Return, exactly as written, the line containing "What's the underlying" and every line after it to the end of the records below, with no pictures.

*** Opening RECORDS FOR THE TASK ***

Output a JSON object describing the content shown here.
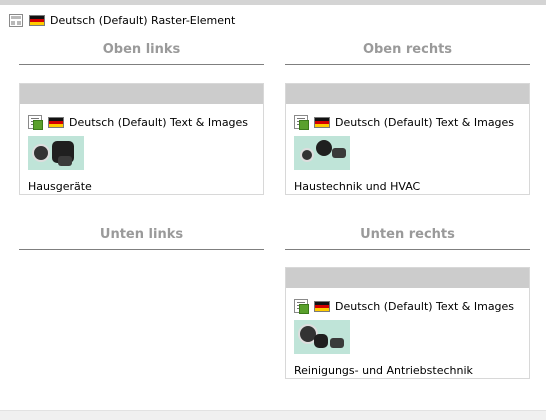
{
  "header": {
    "title": "Deutsch (Default) Raster-Element",
    "icon": "grid-layout-icon",
    "flag": "flag-de-icon"
  },
  "columns": {
    "top_left": "Oben links",
    "top_right": "Oben rechts",
    "bottom_left": "Unten links",
    "bottom_right": "Unten rechts"
  },
  "elements": [
    {
      "type_label": "Deutsch (Default) Text & Images",
      "caption": "Hausgeräte"
    },
    {
      "type_label": "Deutsch (Default) Text & Images",
      "caption": "Haustechnik und HVAC"
    },
    {
      "type_label": "Deutsch (Default) Text & Images",
      "caption": "Reinigungs- und Antriebstechnik"
    }
  ],
  "colors": {
    "column_header_text": "#9a9a9a",
    "box_header": "#cccccc"
  }
}
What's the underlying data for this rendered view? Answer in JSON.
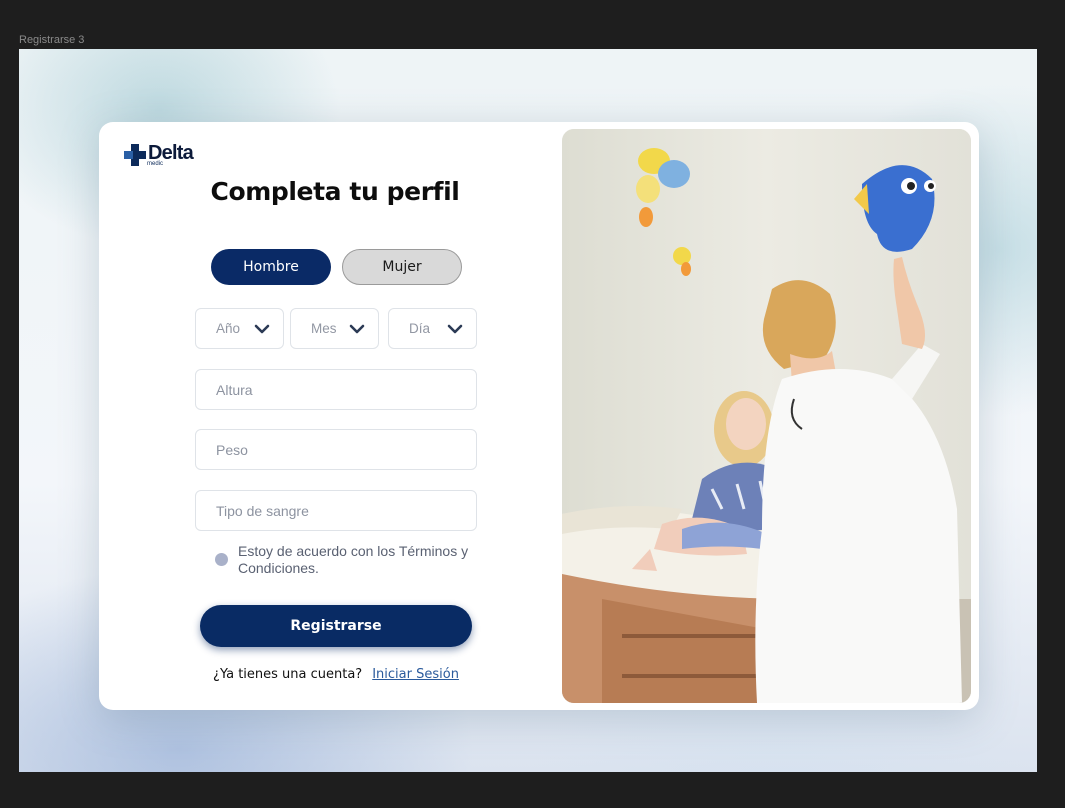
{
  "frame": {
    "label": "Registrarse 3"
  },
  "brand": {
    "name": "Delta",
    "sub": "medic"
  },
  "form": {
    "title": "Completa tu perfil",
    "gender": {
      "male": "Hombre",
      "female": "Mujer",
      "selected": "Hombre"
    },
    "birthdate": {
      "year": "Año",
      "month": "Mes",
      "day": "Día"
    },
    "height_placeholder": "Altura",
    "weight_placeholder": "Peso",
    "blood_placeholder": "Tipo de sangre",
    "terms": "Estoy de acuerdo con los Términos y Condiciones.",
    "submit": "Registrarse",
    "login_question": "¿Ya tienes una cuenta?",
    "login_link": "Iniciar Sesión"
  },
  "colors": {
    "primary": "#0a2a66",
    "link": "#2a5a9c",
    "inactive_button": "#d9d9d9",
    "radio": "#a9b1c9"
  },
  "photo": {
    "subject": "doctor-examining-child-illustration"
  }
}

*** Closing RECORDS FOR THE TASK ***

**SOLUTION TO THIS TASK**
What's the underlying data for this rendered view? Answer in JSON.
{
  "frame": {
    "label": "Registrarse 3"
  },
  "brand": {
    "name": "Delta",
    "sub": "medic"
  },
  "form": {
    "title": "Completa tu perfil",
    "gender": {
      "male": "Hombre",
      "female": "Mujer",
      "selected": "Hombre"
    },
    "birthdate": {
      "year": "Año",
      "month": "Mes",
      "day": "Día"
    },
    "height_placeholder": "Altura",
    "weight_placeholder": "Peso",
    "blood_placeholder": "Tipo de sangre",
    "terms": "Estoy de acuerdo con los Términos y Condiciones.",
    "submit": "Registrarse",
    "login_question": "¿Ya tienes una cuenta?",
    "login_link": "Iniciar Sesión"
  },
  "colors": {
    "primary": "#0a2a66",
    "link": "#2a5a9c",
    "inactive_button": "#d9d9d9",
    "radio": "#a9b1c9"
  },
  "photo": {
    "subject": "doctor-examining-child-illustration"
  }
}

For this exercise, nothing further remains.